3 robots build a chair: Turning machines into more human collaborators
Since the dawn of factories, employers have tried to increase the efficiency of human workers by making them more machine-like. It's ironic, then, that a new algorithm enables robots to tackle problems in a messier and ultimately more human way.
Here's the scenario: three assembly robots are gathered around a pile of parts that can be combined to make a chair. The robots recognize how the individual parts fit together -- a foot screws to a leg, which screws into the bottom of the seat, etc. -- but they must come up with a plan to collaboratively assemble the chair themselves. They each have one grasper.
The chair setup may seem like a straightforward problem, but it is devilishly complicated. Every action carries a series of consequences that could lead the collaborators to a dead end -- the way a robot grasps one of the parts limits the way another robot can grasp or work on that part, and robots in motion are collision-prone, so each position change alters the paths available to the other robots. But figuring out a workable solution to this problem will be essential to the evolution of automated manufacturing. The hope is that one day soon robots will be able to assess and execute complex tasks on the fly and without substantial intervention from human operators.
In late May, a group of MIT researchers presented an algorithm at the Institute for Electrical and Electronics Engineers' International Conference on Robotics to address the collaborative assembly problem head-on. Their solution, which takes its inspiration from the way humans solve complex problems, earned them two nominations for best-paper awards and may be a crucial contribution to the future of the automation economy.
"We're really excited about the idea of using robots in more extensive ways in manufacturing," says Daniela Rus, a professor in MIT's Department of Electrical Engineering and Computer Science, whose group developed the algorithm. "For this, we need robots that can figure things out for themselves more than current robots do. We see this algorithm as a step in that direction."
The new algorithm starts out by making a plan that ignores difficult grasping problems that might arise. Essentially, the algorithm begins by treating each step as a discreet task that hasn't been limited by the grasping scenario introduced in the preceding step. In other words, it figures out how the robots would work in collaboration on each step as though that single step were the beginning and end of the problem.
Next, the algorithm works out how a single robot working on its own portion of each step might transition to the next step it's involved in. If the robot has a suitable grasping position to transition to that step without dropping the object, the algorithm adds that component to its attack plan. If not, it postpones figuring out how to make that transition. The algorithm then approaches the postponed transition problems by considering which of the other robots might be in position to lend a helping hand.
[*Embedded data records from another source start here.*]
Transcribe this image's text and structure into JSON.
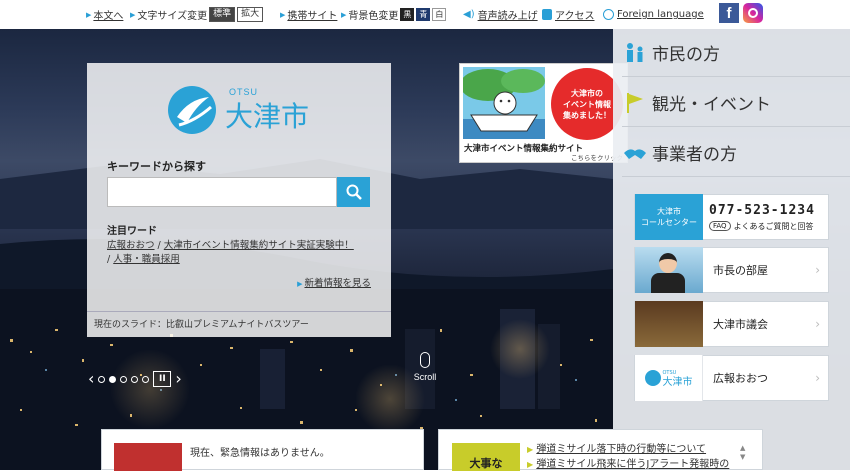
{
  "utility": {
    "skip_label": "本文へ",
    "text_size_label": "文字サイズ変更",
    "size_standard": "標準",
    "size_large": "拡大",
    "mobile_label": "携帯サイト",
    "bg_color_label": "背景色変更",
    "bg_black": "黒",
    "bg_blue": "青",
    "bg_white": "白",
    "speech_label": "音声読み上げ",
    "access_label": "アクセス",
    "foreign_label": "Foreign language"
  },
  "search": {
    "logo_small": "OTSU",
    "logo_text": "大津市",
    "heading": "キーワードから探す",
    "input_value": "",
    "attention_heading": "注目ワード",
    "attention_words": [
      "広報おおつ",
      "大津市イベント情報集約サイト実証実験中！",
      "人事・職員採用"
    ],
    "attention_sep": "/",
    "new_info_link": "新着情報を見る",
    "current_slide": "現在のスライド：比叡山プレミアムナイトバスツアー"
  },
  "banner": {
    "bubble_text": "大津市の\nイベント情報\n集めました！",
    "title": "大津市イベント情報集約サイト",
    "click_label": "こちらをクリック"
  },
  "nav": {
    "citizens": "市民の方",
    "tourism": "観光・イベント",
    "business": "事業者の方"
  },
  "call_center": {
    "name": "大津市\nコールセンター",
    "phone": "077-523-1234",
    "faq_badge": "FAQ",
    "faq_label": "よくあるご質問と回答"
  },
  "side_links": {
    "mayor": "市長の部屋",
    "council": "大津市議会",
    "koho": "広報おおつ",
    "koho_logo": "大津市",
    "koho_logo_small": "OTSU"
  },
  "slider": {
    "prev": "‹",
    "next": "›",
    "pause": "II",
    "scroll_label": "Scroll",
    "active_dot": 1,
    "dot_count": 5
  },
  "emergency": {
    "text": "現在、緊急情報はありません。"
  },
  "important": {
    "badge": "大事な",
    "items": [
      "弾道ミサイル落下時の行動等について",
      "弾道ミサイル飛来に伴うJアラート発報時の"
    ]
  },
  "colors": {
    "accent": "#2aa2d6",
    "dark_nav": "#333333",
    "important_badge": "#c8cc2a",
    "emergency_badge": "#c0302f"
  }
}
So far, this is a clever but relatively straightforward approach to systems-level automation. But the key to the algorithm's utility in future manufacturing scenarios is what it does when it encounters any remaining transition scenarios in which no grasper is available to ensure an efficient transition between steps. In a traditional approach, the algorithm would begin backtracking through the steps of its plan, revising the previous steps to try to find a workable transition. But each revision introduces new complexity to the problem, which greatly increases the processing time necessary to find an efficient way forward. With just three robots, the computing time necessary to work out an efficient plan can be hours, even days.
The team's answer is wonderfully human. The algorithm simply tells the robots to drop what they're holding, move into a more optimal position, and pick up assembly from that point. It may seem simple, but this is a radical departure from current automation solutions, where the objective is absolute efficiency. By making a plan pretty efficient but not rigidly so, the algorithm can be applied to complex manufacturing problems that currently can't be solved automatically. Since the dawn of factories, employers have tried to increase the efficiency of human workers by making them more machine-like. It's ironic, then, that a new algorithm enables robots to tackle problems in a messier and ultimately more human way.